Why Your Fingers Turn Into Raisins in the Tub: It’s All About Grip!

Have you ever noticed how your fingers and toes wrinkle after spending a long time in the tub? While it might seem like a strange side effect of prolonged water exposure, it turns out that wrinkly fingers are not accidental at all – your autonomic nervous system is actually responsible for this transformation. Moreover, researchers have discovered that there may be a critical purpose behind this seemingly bizarre, involuntary skin change.

A Grip on Wrinkles

According to scientists, the primary reason why fingers and toes wrinkle is to enhance our ability to grip wet objects securely. This newfound gripping ability is believed to have evolved in response to the needs of our ancestors, who had to pick things up with their hands and feet in damp environments.

In a study conducted on the subject, it was found that people with wrinkled fingers were 12 percent faster at picking up wet objects than those without the water-induced skin folds. This natural occurrence in our bodies has proven advantageous when it comes to navigating slippery surfaces.

Delving Deeper into the Process

Understanding how and why our fingers and toes wrinkle requires delving deeper into the workings of the autonomic nervous system. This part of the nervous system governs vital functions that we don’t consciously control, such as heartbeat, digestion, and – you guessed it – wrinkling of the skin when wet.

The wrinkling process occurs due to the constriction of blood vessels in the fingers and toes, which is triggered by the autonomic nervous system when it detects prolonged water exposure. As these blood vessels constrict, they draw the skin inward and create wrinkles.

Wrinkles – An Evolutionary Advantage?

Some researchers argue that wrinkling of the fingers and toes may have played a significant role in the evolution of human beings. As our ancestors moved from the water to land, they needed to adapt to a wide array of slippery and uneven surfaces, such as various terrains, tree branches, and leaves. Wrinkled skin provided the extra grip that was required to traverse these challenging environments safely.

This hypothesis is supported by the fact that other mammals, like macaque monkeys, experience a similar wrinkling of their primate extremities when exposed to water.
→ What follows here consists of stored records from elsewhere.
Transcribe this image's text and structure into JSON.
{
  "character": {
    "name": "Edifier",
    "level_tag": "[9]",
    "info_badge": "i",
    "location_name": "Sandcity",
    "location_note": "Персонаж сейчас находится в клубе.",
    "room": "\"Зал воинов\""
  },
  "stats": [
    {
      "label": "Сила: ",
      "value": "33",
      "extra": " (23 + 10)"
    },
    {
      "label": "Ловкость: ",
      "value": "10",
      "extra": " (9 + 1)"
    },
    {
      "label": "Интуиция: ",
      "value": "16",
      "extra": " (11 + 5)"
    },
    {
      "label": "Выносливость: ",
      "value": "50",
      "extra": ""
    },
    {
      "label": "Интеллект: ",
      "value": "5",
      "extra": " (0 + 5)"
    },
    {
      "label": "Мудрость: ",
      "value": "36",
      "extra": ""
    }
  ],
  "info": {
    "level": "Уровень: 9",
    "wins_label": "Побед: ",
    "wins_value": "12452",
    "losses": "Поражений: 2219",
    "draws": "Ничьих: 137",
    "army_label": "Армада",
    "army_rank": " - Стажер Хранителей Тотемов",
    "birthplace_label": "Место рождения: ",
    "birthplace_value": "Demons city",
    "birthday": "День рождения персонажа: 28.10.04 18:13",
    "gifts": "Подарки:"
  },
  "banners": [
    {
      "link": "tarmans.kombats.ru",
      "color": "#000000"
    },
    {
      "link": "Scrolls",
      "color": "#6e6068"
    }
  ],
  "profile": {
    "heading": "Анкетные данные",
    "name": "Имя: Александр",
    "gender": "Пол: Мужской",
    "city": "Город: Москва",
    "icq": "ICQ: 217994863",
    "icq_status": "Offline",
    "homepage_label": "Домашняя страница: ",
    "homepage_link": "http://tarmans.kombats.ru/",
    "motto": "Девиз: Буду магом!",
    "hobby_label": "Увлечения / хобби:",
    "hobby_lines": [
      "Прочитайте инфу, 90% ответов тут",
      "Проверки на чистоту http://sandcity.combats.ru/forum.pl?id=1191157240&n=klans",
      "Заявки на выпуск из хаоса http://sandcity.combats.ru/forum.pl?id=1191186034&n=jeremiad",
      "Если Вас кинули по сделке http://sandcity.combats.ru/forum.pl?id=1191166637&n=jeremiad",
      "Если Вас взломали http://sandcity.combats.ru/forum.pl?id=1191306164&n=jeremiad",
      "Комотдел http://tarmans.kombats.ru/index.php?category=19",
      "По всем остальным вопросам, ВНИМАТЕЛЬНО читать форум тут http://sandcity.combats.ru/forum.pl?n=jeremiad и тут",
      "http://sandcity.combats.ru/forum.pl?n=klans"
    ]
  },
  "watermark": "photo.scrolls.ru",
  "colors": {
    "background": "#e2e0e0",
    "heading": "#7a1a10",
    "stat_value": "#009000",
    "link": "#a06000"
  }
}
This fascinating discovery suggests that wrinkling as a feature might have evolved as a necessary adaptation for survival across many different species.

Additional Benefits of Wrinkling

While improved grip on wet surfaces is undoubtedly crucial, scientists have discovered additional potential benefits of wrinkling, such as increased tactile sensitivity and dexterity. These effects have been noted in individuals with macerated (wet) skin, who exhibited heightened sensitivity to touch and were better able to differentiate between various textures.

Moreover, the wrinkles formed in wet conditions may have a secondary advantage: they allow the skin to accommodate more water. By bunching up the skin, our fingers and toes can absorb and store water, which is useful for those living in water-scarce environments.

The Medical Side of Wrinkling

While wrinkling of the fingers and toes is a typical and harmless physiological response to water exposure, it could potentially be an indicator of more severe health issues, such as nervous system disorders or diabetes. It is important to pay attention to your body’s signals, but also keep in mind that not all wrinkling is a cause for concern – it can often just be a sign that you’ve had a good, long soak in the tub.

The Takeaway

As it turns out, pruney fingers and toes aren’t just an amusing side effect of spending too much time in the water – they are an integral part of our evolutionary history and serve a crucial purpose in enhancing our grip on wet surfaces. These wrinkles offer benefits beyond slip prevention, including improved tactile sensitivity and survival adaptations. So, next time you exit a long shower with wrinkled fingers and toes, you can appreciate not only their evolutionary importance but also the fascinating intricacies of the human body.